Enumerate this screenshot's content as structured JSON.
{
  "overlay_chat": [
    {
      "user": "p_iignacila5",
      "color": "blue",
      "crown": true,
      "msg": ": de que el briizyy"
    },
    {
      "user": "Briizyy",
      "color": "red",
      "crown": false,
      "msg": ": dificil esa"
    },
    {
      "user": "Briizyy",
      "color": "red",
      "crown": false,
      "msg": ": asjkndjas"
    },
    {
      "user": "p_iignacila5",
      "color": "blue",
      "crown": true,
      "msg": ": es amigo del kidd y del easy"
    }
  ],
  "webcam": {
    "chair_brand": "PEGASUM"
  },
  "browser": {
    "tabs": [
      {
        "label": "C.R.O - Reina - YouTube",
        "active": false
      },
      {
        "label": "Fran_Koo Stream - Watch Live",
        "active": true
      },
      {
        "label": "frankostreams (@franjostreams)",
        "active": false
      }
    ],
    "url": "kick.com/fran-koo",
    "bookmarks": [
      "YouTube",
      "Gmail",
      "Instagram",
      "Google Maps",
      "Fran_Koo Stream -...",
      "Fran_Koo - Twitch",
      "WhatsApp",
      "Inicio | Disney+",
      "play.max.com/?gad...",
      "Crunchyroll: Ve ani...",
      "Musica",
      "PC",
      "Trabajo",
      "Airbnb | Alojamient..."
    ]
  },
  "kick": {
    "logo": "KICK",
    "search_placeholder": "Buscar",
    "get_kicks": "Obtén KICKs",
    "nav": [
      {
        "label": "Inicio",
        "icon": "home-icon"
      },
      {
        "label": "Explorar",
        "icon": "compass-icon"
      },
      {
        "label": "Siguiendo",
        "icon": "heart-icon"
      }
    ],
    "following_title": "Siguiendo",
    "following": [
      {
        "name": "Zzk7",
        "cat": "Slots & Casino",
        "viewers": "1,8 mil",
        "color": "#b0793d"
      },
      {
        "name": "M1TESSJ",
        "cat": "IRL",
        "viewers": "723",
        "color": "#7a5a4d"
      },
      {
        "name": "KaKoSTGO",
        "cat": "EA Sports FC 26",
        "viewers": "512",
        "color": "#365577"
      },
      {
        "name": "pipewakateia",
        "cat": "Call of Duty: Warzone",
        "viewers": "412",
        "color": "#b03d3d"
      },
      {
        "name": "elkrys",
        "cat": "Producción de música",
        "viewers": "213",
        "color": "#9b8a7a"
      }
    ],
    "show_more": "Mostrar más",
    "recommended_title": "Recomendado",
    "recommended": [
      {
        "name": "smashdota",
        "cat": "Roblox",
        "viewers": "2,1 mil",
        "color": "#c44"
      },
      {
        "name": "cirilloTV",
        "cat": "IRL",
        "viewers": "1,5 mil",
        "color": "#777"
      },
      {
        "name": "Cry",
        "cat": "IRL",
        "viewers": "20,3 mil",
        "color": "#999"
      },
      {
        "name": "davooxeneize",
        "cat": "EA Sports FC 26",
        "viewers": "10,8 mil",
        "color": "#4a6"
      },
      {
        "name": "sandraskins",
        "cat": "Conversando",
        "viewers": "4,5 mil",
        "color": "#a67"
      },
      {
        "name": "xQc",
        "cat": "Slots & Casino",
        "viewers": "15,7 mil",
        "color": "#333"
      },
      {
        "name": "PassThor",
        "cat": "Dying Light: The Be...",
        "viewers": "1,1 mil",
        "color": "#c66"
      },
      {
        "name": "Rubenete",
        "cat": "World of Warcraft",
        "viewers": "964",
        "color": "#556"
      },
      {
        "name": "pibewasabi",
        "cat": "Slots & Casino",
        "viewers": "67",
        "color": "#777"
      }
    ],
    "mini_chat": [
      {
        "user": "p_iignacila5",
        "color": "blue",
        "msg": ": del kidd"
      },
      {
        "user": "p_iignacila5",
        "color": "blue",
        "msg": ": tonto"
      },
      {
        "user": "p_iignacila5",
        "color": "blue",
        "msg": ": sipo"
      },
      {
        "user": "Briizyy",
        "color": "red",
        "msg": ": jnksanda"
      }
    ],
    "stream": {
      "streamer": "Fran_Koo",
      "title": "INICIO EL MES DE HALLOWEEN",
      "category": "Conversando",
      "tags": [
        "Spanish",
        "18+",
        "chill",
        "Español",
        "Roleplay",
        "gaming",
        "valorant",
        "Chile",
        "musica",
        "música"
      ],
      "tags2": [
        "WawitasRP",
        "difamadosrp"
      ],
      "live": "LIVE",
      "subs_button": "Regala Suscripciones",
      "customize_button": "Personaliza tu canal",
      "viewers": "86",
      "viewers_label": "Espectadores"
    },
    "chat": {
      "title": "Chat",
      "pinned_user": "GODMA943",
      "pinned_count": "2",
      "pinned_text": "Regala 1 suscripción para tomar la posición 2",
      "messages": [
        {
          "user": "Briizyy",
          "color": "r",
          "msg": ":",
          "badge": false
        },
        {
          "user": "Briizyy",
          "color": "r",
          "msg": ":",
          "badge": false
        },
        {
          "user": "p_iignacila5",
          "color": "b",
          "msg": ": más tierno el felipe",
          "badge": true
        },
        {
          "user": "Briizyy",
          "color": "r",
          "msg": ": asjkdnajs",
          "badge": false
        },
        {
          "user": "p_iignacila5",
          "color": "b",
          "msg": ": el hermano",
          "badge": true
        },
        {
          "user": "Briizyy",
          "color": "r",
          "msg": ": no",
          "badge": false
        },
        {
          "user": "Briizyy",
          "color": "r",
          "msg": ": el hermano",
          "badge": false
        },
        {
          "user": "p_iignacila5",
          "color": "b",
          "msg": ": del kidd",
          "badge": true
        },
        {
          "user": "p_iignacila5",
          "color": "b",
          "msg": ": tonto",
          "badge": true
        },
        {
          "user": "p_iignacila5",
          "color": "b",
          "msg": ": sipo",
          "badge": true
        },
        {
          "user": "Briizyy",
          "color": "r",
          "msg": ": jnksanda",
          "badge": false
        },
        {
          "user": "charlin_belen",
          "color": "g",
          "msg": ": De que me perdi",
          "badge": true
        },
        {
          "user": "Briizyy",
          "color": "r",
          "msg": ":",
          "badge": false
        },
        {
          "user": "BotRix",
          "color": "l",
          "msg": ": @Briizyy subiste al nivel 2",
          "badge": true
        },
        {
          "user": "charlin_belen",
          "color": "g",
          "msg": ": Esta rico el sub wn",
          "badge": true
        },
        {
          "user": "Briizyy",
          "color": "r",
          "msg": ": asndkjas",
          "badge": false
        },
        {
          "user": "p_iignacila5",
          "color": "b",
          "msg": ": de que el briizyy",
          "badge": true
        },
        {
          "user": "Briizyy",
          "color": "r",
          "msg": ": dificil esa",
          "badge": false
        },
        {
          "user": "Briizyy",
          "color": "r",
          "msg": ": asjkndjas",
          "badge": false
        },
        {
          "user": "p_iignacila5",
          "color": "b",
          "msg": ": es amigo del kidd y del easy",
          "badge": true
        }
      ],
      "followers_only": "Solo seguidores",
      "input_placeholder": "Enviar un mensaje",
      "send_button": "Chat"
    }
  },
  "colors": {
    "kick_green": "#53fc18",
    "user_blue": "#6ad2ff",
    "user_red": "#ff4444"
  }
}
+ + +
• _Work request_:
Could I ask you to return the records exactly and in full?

• _Result_:
Enumerate this screenshot's content as structured JSON.
{
  "overlay_chat": [
    {
      "user": "p_iignacila5",
      "color": "blue",
      "crown": true,
      "msg": ": de que el briizyy"
    },
    {
      "user": "Briizyy",
      "color": "red",
      "crown": false,
      "msg": ": dificil esa"
    },
    {
      "user": "Briizyy",
      "color": "red",
      "crown": false,
      "msg": ": asjkndjas"
    },
    {
      "user": "p_iignacila5",
      "color": "blue",
      "crown": true,
      "msg": ": es amigo del kidd y del easy"
    }
  ],
  "webcam": {
    "chair_brand": "PEGASUM"
  },
  "browser": {
    "tabs": [
      {
        "label": "C.R.O - Reina - YouTube",
        "active": false
      },
      {
        "label": "Fran_Koo Stream - Watch Live",
        "active": true
      },
      {
        "label": "frankostreams (@franjostreams)",
        "active": false
      }
    ],
    "url": "kick.com/fran-koo",
    "bookmarks": [
      "YouTube",
      "Gmail",
      "Instagram",
      "Google Maps",
      "Fran_Koo Stream -...",
      "Fran_Koo - Twitch",
      "WhatsApp",
      "Inicio | Disney+",
      "play.max.com/?gad...",
      "Crunchyroll: Ve ani...",
      "Musica",
      "PC",
      "Trabajo",
      "Airbnb | Alojamient..."
    ]
  },
  "kick": {
    "logo": "KICK",
    "search_placeholder": "Buscar",
    "get_kicks": "Obtén KICKs",
    "nav": [
      {
        "label": "Inicio",
        "icon": "home-icon"
      },
      {
        "label": "Explorar",
        "icon": "compass-icon"
      },
      {
        "label": "Siguiendo",
        "icon": "heart-icon"
      }
    ],
    "following_title": "Siguiendo",
    "following": [
      {
        "name": "Zzk7",
        "cat": "Slots & Casino",
        "viewers": "1,8 mil",
        "color": "#b0793d"
      },
      {
        "name": "M1TESSJ",
        "cat": "IRL",
        "viewers": "723",
        "color": "#7a5a4d"
      },
      {
        "name": "KaKoSTGO",
        "cat": "EA Sports FC 26",
        "viewers": "512",
        "color": "#365577"
      },
      {
        "name": "pipewakateia",
        "cat": "Call of Duty: Warzone",
        "viewers": "412",
        "color": "#b03d3d"
      },
      {
        "name": "elkrys",
        "cat": "Producción de música",
        "viewers": "213",
        "color": "#9b8a7a"
      }
    ],
    "show_more": "Mostrar más",
    "recommended_title": "Recomendado",
    "recommended": [
      {
        "name": "smashdota",
        "cat": "Roblox",
        "viewers": "2,1 mil",
        "color": "#c44"
      },
      {
        "name": "cirilloTV",
        "cat": "IRL",
        "viewers": "1,5 mil",
        "color": "#777"
      },
      {
        "name": "Cry",
        "cat": "IRL",
        "viewers": "20,3 mil",
        "color": "#999"
      },
      {
        "name": "davooxeneize",
        "cat": "EA Sports FC 26",
        "viewers": "10,8 mil",
        "color": "#4a6"
      },
      {
        "name": "sandraskins",
        "cat": "Conversando",
        "viewers": "4,5 mil",
        "color": "#a67"
      },
      {
        "name": "xQc",
        "cat": "Slots & Casino",
        "viewers": "15,7 mil",
        "color": "#333"
      },
      {
        "name": "PassThor",
        "cat": "Dying Light: The Be...",
        "viewers": "1,1 mil",
        "color": "#c66"
      },
      {
        "name": "Rubenete",
        "cat": "World of Warcraft",
        "viewers": "964",
        "color": "#556"
      },
      {
        "name": "pibewasabi",
        "cat": "Slots & Casino",
        "viewers": "67",
        "color": "#777"
      }
    ],
    "mini_chat": [
      {
        "user": "p_iignacila5",
        "color": "blue",
        "msg": ": del kidd"
      },
      {
        "user": "p_iignacila5",
        "color": "blue",
        "msg": ": tonto"
      },
      {
        "user": "p_iignacila5",
        "color": "blue",
        "msg": ": sipo"
      },
      {
        "user": "Briizyy",
        "color": "red",
        "msg": ": jnksanda"
      }
    ],
    "stream": {
      "streamer": "Fran_Koo",
      "title": "INICIO EL MES DE HALLOWEEN",
      "category": "Conversando",
      "tags": [
        "Spanish",
        "18+",
        "chill",
        "Español",
        "Roleplay",
        "gaming",
        "valorant",
        "Chile",
        "musica",
        "música"
      ],
      "tags2": [
        "WawitasRP",
        "difamadosrp"
      ],
      "live": "LIVE",
      "subs_button": "Regala Suscripciones",
      "customize_button": "Personaliza tu canal",
      "viewers": "86",
      "viewers_label": "Espectadores"
    },
    "chat": {
      "title": "Chat",
      "pinned_user": "GODMA943",
      "pinned_count": "2",
      "pinned_text": "Regala 1 suscripción para tomar la posición 2",
      "messages": [
        {
          "user": "Briizyy",
          "color": "r",
          "msg": ":",
          "badge": false
        },
        {
          "user": "Briizyy",
          "color": "r",
          "msg": ":",
          "badge": false
        },
        {
          "user": "p_iignacila5",
          "color": "b",
          "msg": ": más tierno el felipe",
          "badge": true
        },
        {
          "user": "Briizyy",
          "color": "r",
          "msg": ": asjkdnajs",
          "badge": false
        },
        {
          "user": "p_iignacila5",
          "color": "b",
          "msg": ": el hermano",
          "badge": true
        },
        {
          "user": "Briizyy",
          "color": "r",
          "msg": ": no",
          "badge": false
        },
        {
          "user": "Briizyy",
          "color": "r",
          "msg": ": el hermano",
          "badge": false
        },
        {
          "user": "p_iignacila5",
          "color": "b",
          "msg": ": del kidd",
          "badge": true
        },
        {
          "user": "p_iignacila5",
          "color": "b",
          "msg": ": tonto",
          "badge": true
        },
        {
          "user": "p_iignacila5",
          "color": "b",
          "msg": ": sipo",
          "badge": true
        },
        {
          "user": "Briizyy",
          "color": "r",
          "msg": ": jnksanda",
          "badge": false
        },
        {
          "user": "charlin_belen",
          "color": "g",
          "msg": ": De que me perdi",
          "badge": true
        },
        {
          "user": "Briizyy",
          "color": "r",
          "msg": ":",
          "badge": false
        },
        {
          "user": "BotRix",
          "color": "l",
          "msg": ": @Briizyy subiste al nivel 2",
          "badge": true
        },
        {
          "user": "charlin_belen",
          "color": "g",
          "msg": ": Esta rico el sub wn",
          "badge": true
        },
        {
          "user": "Briizyy",
          "color": "r",
          "msg": ": asndkjas",
          "badge": false
        },
        {
          "user": "p_iignacila5",
          "color": "b",
          "msg": ": de que el briizyy",
          "badge": true
        },
        {
          "user": "Briizyy",
          "color": "r",
          "msg": ": dificil esa",
          "badge": false
        },
        {
          "user": "Briizyy",
          "color": "r",
          "msg": ": asjkndjas",
          "badge": false
        },
        {
          "user": "p_iignacila5",
          "color": "b",
          "msg": ": es amigo del kidd y del easy",
          "badge": true
        }
      ],
      "followers_only": "Solo seguidores",
      "input_placeholder": "Enviar un mensaje",
      "send_button": "Chat"
    }
  },
  "colors": {
    "kick_green": "#53fc18",
    "user_blue": "#6ad2ff",
    "user_red": "#ff4444"
  }
}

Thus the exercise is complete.